*** Opening SOURCE RECORDS ***

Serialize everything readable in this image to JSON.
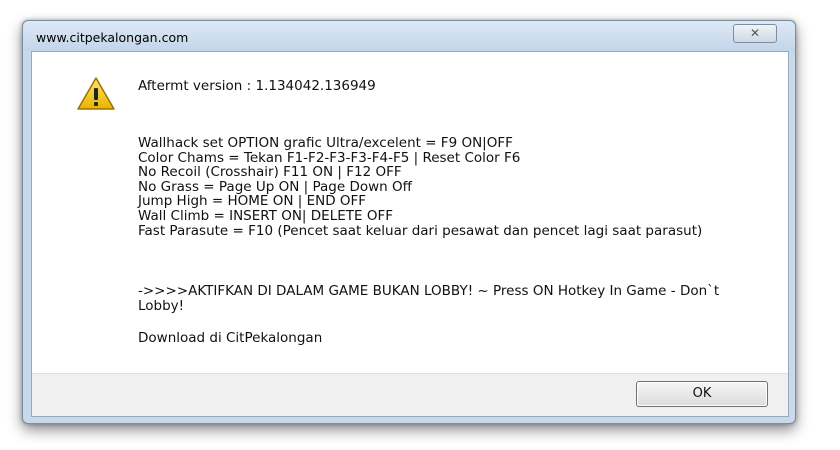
{
  "window": {
    "title": "www.citpekalongan.com",
    "close_label": "✕"
  },
  "message": {
    "icon": "warning-icon",
    "header": "Aftermt version : 1.134042.136949",
    "lines": [
      "Wallhack set OPTION grafic Ultra/excelent = F9 ON|OFF",
      "Color Chams = Tekan F1-F2-F3-F3-F4-F5 | Reset Color F6",
      "No Recoil (Crosshair) F11 ON | F12 OFF",
      "No Grass = Page Up ON | Page Down Off",
      "Jump High = HOME ON | END OFF",
      "Wall Climb = INSERT ON| DELETE OFF",
      "Fast Parasute = F10 (Pencet saat keluar dari pesawat dan pencet lagi saat parasut)"
    ],
    "notice": "->>>>AKTIFKAN DI DALAM GAME BUKAN LOBBY! ~ Press ON Hotkey In Game - Don`t Lobby!",
    "download": "Download di CitPekalongan"
  },
  "buttons": {
    "ok_label": "OK"
  },
  "colors": {
    "titlebar": "#c9d9ec",
    "warning_fill": "#f2c200"
  }
}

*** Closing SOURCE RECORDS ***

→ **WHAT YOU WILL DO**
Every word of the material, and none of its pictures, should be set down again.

→ **OUTPUT BELOW**
Serialize everything readable in this image to JSON.
{
  "window": {
    "title": "www.citpekalongan.com",
    "close_label": "✕"
  },
  "message": {
    "icon": "warning-icon",
    "header": "Aftermt version : 1.134042.136949",
    "lines": [
      "Wallhack set OPTION grafic Ultra/excelent = F9 ON|OFF",
      "Color Chams = Tekan F1-F2-F3-F3-F4-F5 | Reset Color F6",
      "No Recoil (Crosshair) F11 ON | F12 OFF",
      "No Grass = Page Up ON | Page Down Off",
      "Jump High = HOME ON | END OFF",
      "Wall Climb = INSERT ON| DELETE OFF",
      "Fast Parasute = F10 (Pencet saat keluar dari pesawat dan pencet lagi saat parasut)"
    ],
    "notice": "->>>>AKTIFKAN DI DALAM GAME BUKAN LOBBY! ~ Press ON Hotkey In Game - Don`t Lobby!",
    "download": "Download di CitPekalongan"
  },
  "buttons": {
    "ok_label": "OK"
  },
  "colors": {
    "titlebar": "#c9d9ec",
    "warning_fill": "#f2c200"
  }
}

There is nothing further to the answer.